[Start of section]

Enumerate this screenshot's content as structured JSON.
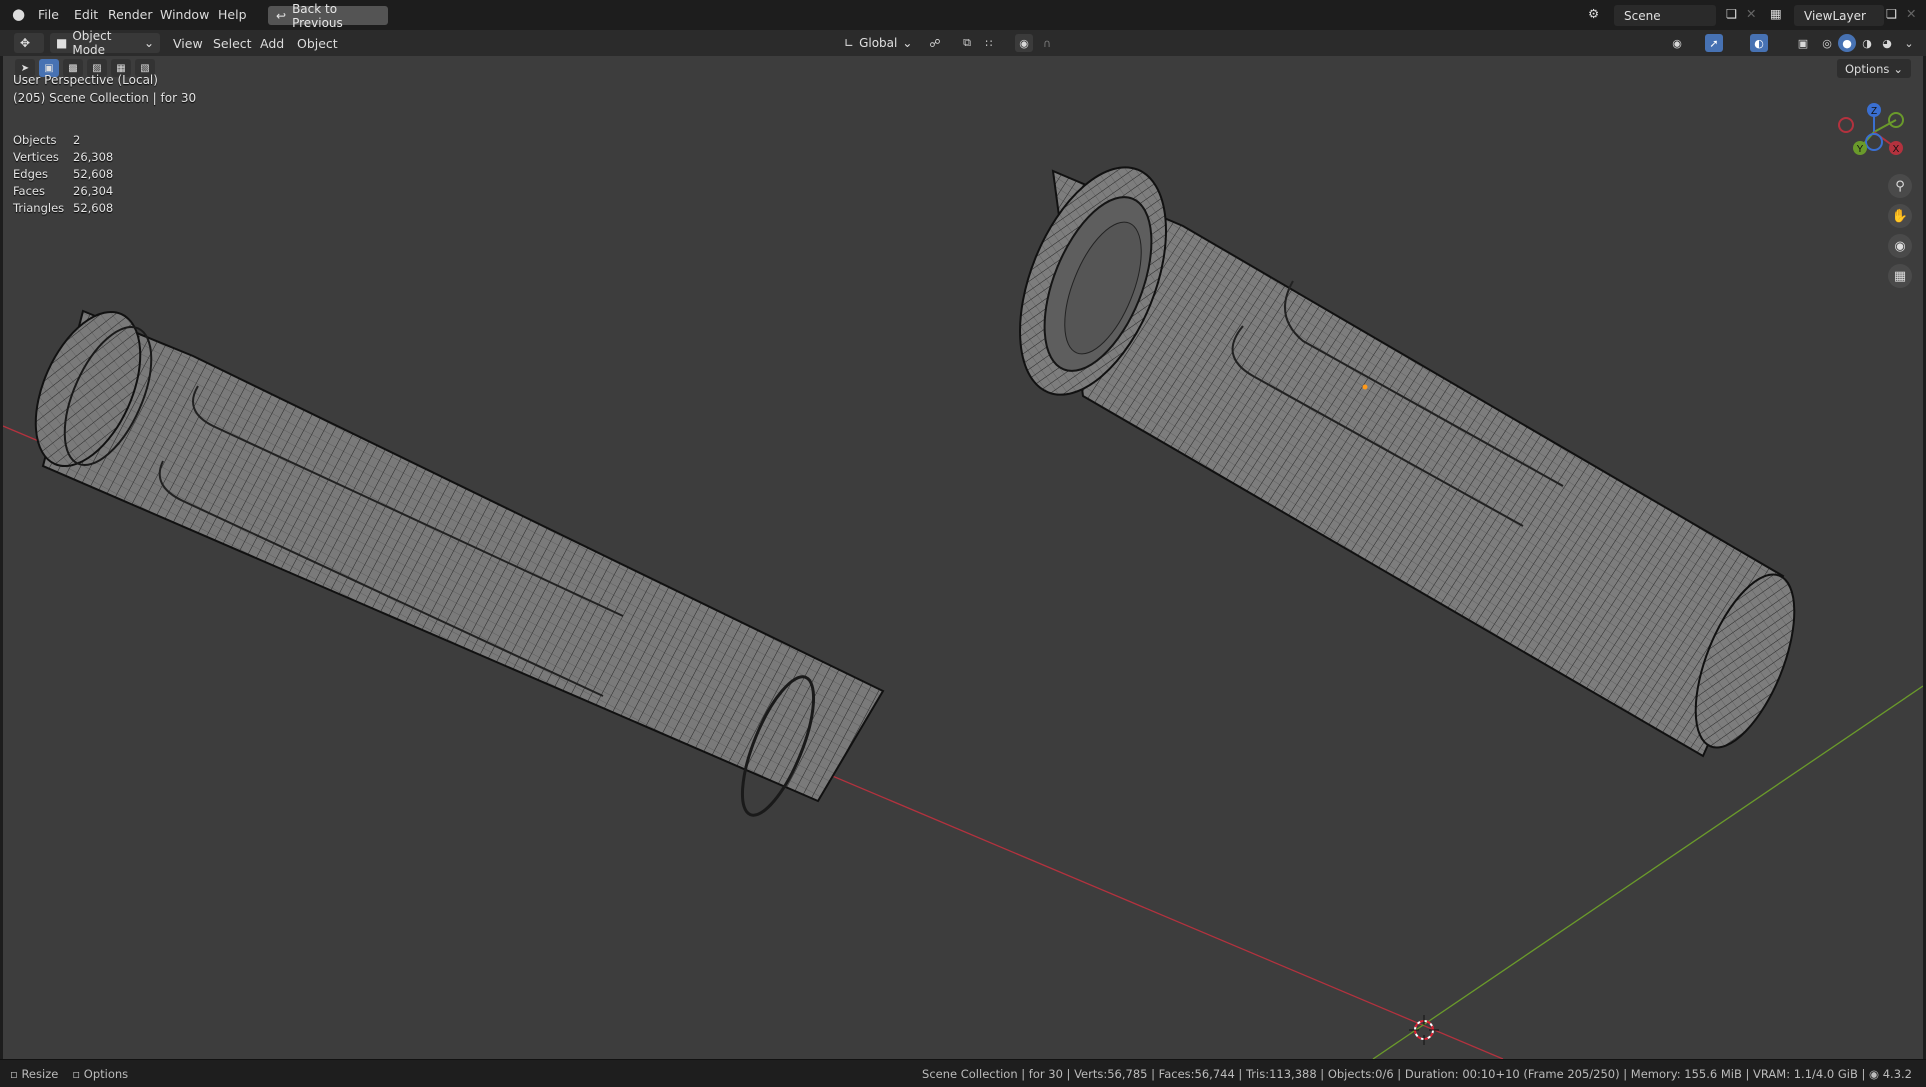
{
  "topbar": {
    "menus": [
      "File",
      "Edit",
      "Render",
      "Window",
      "Help"
    ],
    "back_label": "Back to Previous",
    "scene_name": "Scene",
    "view_layer": "ViewLayer"
  },
  "header": {
    "mode": "Object Mode",
    "menus": [
      "View",
      "Select",
      "Add",
      "Object"
    ],
    "transform_orientation": "Global"
  },
  "viewport": {
    "perspective": "User Perspective (Local)",
    "collection_line": "(205) Scene Collection | for 30",
    "options_label": "Options",
    "stats": [
      {
        "label": "Objects",
        "value": "2"
      },
      {
        "label": "Vertices",
        "value": "26,308"
      },
      {
        "label": "Edges",
        "value": "52,608"
      },
      {
        "label": "Faces",
        "value": "26,304"
      },
      {
        "label": "Triangles",
        "value": "52,608"
      }
    ],
    "gizmo": {
      "x": "X",
      "y": "Y",
      "z": "Z"
    }
  },
  "statusbar": {
    "left": [
      "Resize",
      "Options"
    ],
    "info": "Scene Collection | for 30 | Verts:56,785 | Faces:56,744 | Tris:113,388 | Objects:0/6 | Duration: 00:10+10 (Frame 205/250) | Memory: 155.6 MiB | VRAM: 1.1/4.0 GiB |",
    "version": "4.3.2"
  },
  "colors": {
    "x_axis": "#b3323e",
    "y_axis": "#6a9a2b",
    "z_axis": "#3a6fd1",
    "accent": "#4772b3"
  }
}
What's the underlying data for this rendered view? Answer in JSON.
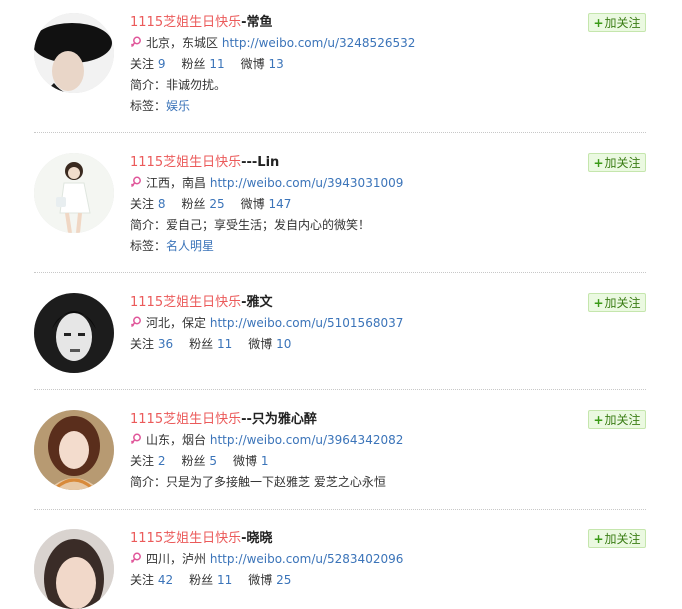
{
  "users": [
    {
      "name_prefix": "1115芝姐生日快乐",
      "name_suffix": "-常鱼",
      "location": "北京，东城区",
      "url": "http://weibo.com/u/3248526532",
      "follow_label": "关注",
      "following": "9",
      "fans_label": "粉丝",
      "fans": "11",
      "weibo_label": "微博",
      "weibo": "13",
      "intro_label": "简介：",
      "intro": "非诚勿扰。",
      "tag_label": "标签：",
      "tag": "娱乐",
      "button_label": "加关注"
    },
    {
      "name_prefix": "1115芝姐生日快乐",
      "name_suffix": "---Lin",
      "location": "江西，南昌",
      "url": "http://weibo.com/u/3943031009",
      "follow_label": "关注",
      "following": "8",
      "fans_label": "粉丝",
      "fans": "25",
      "weibo_label": "微博",
      "weibo": "147",
      "intro_label": "简介：",
      "intro": "爱自己；享受生活；发自内心的微笑！",
      "tag_label": "标签：",
      "tag": "名人明星",
      "button_label": "加关注"
    },
    {
      "name_prefix": "1115芝姐生日快乐",
      "name_suffix": "-雅文",
      "location": "河北，保定",
      "url": "http://weibo.com/u/5101568037",
      "follow_label": "关注",
      "following": "36",
      "fans_label": "粉丝",
      "fans": "11",
      "weibo_label": "微博",
      "weibo": "10",
      "button_label": "加关注"
    },
    {
      "name_prefix": "1115芝姐生日快乐",
      "name_suffix": "--只为雅心醉",
      "location": "山东，烟台",
      "url": "http://weibo.com/u/3964342082",
      "follow_label": "关注",
      "following": "2",
      "fans_label": "粉丝",
      "fans": "5",
      "weibo_label": "微博",
      "weibo": "1",
      "intro_label": "简介：",
      "intro": "只是为了多接触一下赵雅芝 爱芝之心永恒",
      "button_label": "加关注"
    },
    {
      "name_prefix": "1115芝姐生日快乐",
      "name_suffix": "-晓晓",
      "location": "四川，泸州",
      "url": "http://weibo.com/u/5283402096",
      "follow_label": "关注",
      "following": "42",
      "fans_label": "粉丝",
      "fans": "11",
      "weibo_label": "微博",
      "weibo": "25",
      "button_label": "加关注"
    }
  ]
}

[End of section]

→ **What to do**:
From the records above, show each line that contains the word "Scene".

→ **Reply**:
    "scene_name": "Scene",
    "collection_line": "(205) Scene Collection | for 30",
    "info": "Scene Collection | for 30 | Verts:56,785 | Faces:56,744 | Tris:113,388 | Objects:0/6 | Duration: 00:10+10 (Frame 205/250) | Memory: 155.6 MiB | VRAM: 1.1/4.0 GiB |",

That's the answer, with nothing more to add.